(App and web page records)

*-*-*

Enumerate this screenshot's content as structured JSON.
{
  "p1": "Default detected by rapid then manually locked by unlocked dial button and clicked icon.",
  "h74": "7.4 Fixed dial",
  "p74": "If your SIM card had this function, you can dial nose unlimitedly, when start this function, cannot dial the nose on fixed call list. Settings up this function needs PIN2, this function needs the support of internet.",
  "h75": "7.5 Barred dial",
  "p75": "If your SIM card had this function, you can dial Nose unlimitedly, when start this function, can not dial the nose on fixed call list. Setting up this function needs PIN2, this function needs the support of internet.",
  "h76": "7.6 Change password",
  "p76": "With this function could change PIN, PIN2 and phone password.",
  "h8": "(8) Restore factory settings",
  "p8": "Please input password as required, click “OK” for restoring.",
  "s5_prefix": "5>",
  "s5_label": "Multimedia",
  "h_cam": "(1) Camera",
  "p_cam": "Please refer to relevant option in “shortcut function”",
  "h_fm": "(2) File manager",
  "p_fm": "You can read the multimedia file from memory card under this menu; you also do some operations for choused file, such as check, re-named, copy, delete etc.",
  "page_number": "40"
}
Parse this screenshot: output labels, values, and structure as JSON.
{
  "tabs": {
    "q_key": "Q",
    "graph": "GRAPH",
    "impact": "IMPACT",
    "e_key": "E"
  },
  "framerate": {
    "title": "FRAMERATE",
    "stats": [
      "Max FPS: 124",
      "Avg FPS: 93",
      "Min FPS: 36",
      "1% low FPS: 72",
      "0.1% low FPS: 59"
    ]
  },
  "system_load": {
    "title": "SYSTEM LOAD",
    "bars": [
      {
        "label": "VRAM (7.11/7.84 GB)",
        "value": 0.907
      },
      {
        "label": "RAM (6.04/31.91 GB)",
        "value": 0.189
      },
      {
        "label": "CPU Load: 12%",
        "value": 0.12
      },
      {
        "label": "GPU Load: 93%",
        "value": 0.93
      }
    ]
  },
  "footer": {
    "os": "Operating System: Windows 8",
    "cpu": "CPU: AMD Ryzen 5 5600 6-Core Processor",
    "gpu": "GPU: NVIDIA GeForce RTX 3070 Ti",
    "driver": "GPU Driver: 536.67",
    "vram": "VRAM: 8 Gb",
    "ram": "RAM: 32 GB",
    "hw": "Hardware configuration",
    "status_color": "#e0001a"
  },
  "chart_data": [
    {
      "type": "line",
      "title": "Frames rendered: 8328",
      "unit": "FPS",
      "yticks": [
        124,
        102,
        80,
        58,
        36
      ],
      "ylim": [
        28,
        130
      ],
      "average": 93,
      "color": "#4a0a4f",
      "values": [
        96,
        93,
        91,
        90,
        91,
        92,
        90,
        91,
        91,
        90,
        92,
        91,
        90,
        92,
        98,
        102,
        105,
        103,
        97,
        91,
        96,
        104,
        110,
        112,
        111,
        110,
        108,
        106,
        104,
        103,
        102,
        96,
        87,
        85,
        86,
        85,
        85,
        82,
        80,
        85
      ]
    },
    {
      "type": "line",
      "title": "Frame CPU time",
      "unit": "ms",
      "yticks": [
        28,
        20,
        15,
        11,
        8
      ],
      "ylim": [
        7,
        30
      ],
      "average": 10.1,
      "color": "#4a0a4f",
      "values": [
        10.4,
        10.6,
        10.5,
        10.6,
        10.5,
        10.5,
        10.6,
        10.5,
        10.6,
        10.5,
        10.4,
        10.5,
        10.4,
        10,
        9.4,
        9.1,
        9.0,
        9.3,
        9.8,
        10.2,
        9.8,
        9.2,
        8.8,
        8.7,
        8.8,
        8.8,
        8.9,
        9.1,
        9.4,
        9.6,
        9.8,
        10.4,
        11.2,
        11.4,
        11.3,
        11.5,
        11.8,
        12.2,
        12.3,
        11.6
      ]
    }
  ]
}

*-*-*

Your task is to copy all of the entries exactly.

Exercise solution —
Enumerate this screenshot's content as structured JSON.
{
  "p1": "Default detected by rapid then manually locked by unlocked dial button and clicked icon.",
  "h74": "7.4 Fixed dial",
  "p74": "If your SIM card had this function, you can dial nose unlimitedly, when start this function, cannot dial the nose on fixed call list. Settings up this function needs PIN2, this function needs the support of internet.",
  "h75": "7.5 Barred dial",
  "p75": "If your SIM card had this function, you can dial Nose unlimitedly, when start this function, can not dial the nose on fixed call list. Setting up this function needs PIN2, this function needs the support of internet.",
  "h76": "7.6 Change password",
  "p76": "With this function could change PIN, PIN2 and phone password.",
  "h8": "(8) Restore factory settings",
  "p8": "Please input password as required, click “OK” for restoring.",
  "s5_prefix": "5>",
  "s5_label": "Multimedia",
  "h_cam": "(1) Camera",
  "p_cam": "Please refer to relevant option in “shortcut function”",
  "h_fm": "(2) File manager",
  "p_fm": "You can read the multimedia file from memory card under this menu; you also do some operations for choused file, such as check, re-named, copy, delete etc.",
  "page_number": "40"
}
Parse this screenshot: output labels, values, and structure as JSON.
{
  "tabs": {
    "q_key": "Q",
    "graph": "GRAPH",
    "impact": "IMPACT",
    "e_key": "E"
  },
  "framerate": {
    "title": "FRAMERATE",
    "stats": [
      "Max FPS: 124",
      "Avg FPS: 93",
      "Min FPS: 36",
      "1% low FPS: 72",
      "0.1% low FPS: 59"
    ]
  },
  "system_load": {
    "title": "SYSTEM LOAD",
    "bars": [
      {
        "label": "VRAM (7.11/7.84 GB)",
        "value": 0.907
      },
      {
        "label": "RAM (6.04/31.91 GB)",
        "value": 0.189
      },
      {
        "label": "CPU Load: 12%",
        "value": 0.12
      },
      {
        "label": "GPU Load: 93%",
        "value": 0.93
      }
    ]
  },
  "footer": {
    "os": "Operating System: Windows 8",
    "cpu": "CPU: AMD Ryzen 5 5600 6-Core Processor",
    "gpu": "GPU: NVIDIA GeForce RTX 3070 Ti",
    "driver": "GPU Driver: 536.67",
    "vram": "VRAM: 8 Gb",
    "ram": "RAM: 32 GB",
    "hw": "Hardware configuration",
    "status_color": "#e0001a"
  },
  "chart_data": [
    {
      "type": "line",
      "title": "Frames rendered: 8328",
      "unit": "FPS",
      "yticks": [
        124,
        102,
        80,
        58,
        36
      ],
      "ylim": [
        28,
        130
      ],
      "average": 93,
      "color": "#4a0a4f",
      "values": [
        96,
        93,
        91,
        90,
        91,
        92,
        90,
        91,
        91,
        90,
        92,
        91,
        90,
        92,
        98,
        102,
        105,
        103,
        97,
        91,
        96,
        104,
        110,
        112,
        111,
        110,
        108,
        106,
        104,
        103,
        102,
        96,
        87,
        85,
        86,
        85,
        85,
        82,
        80,
        85
      ]
    },
    {
      "type": "line",
      "title": "Frame CPU time",
      "unit": "ms",
      "yticks": [
        28,
        20,
        15,
        11,
        8
      ],
      "ylim": [
        7,
        30
      ],
      "average": 10.1,
      "color": "#4a0a4f",
      "values": [
        10.4,
        10.6,
        10.5,
        10.6,
        10.5,
        10.5,
        10.6,
        10.5,
        10.6,
        10.5,
        10.4,
        10.5,
        10.4,
        10,
        9.4,
        9.1,
        9.0,
        9.3,
        9.8,
        10.2,
        9.8,
        9.2,
        8.8,
        8.7,
        8.8,
        8.8,
        8.9,
        9.1,
        9.4,
        9.6,
        9.8,
        10.4,
        11.2,
        11.4,
        11.3,
        11.5,
        11.8,
        12.2,
        12.3,
        11.6
      ]
    }
  ]
}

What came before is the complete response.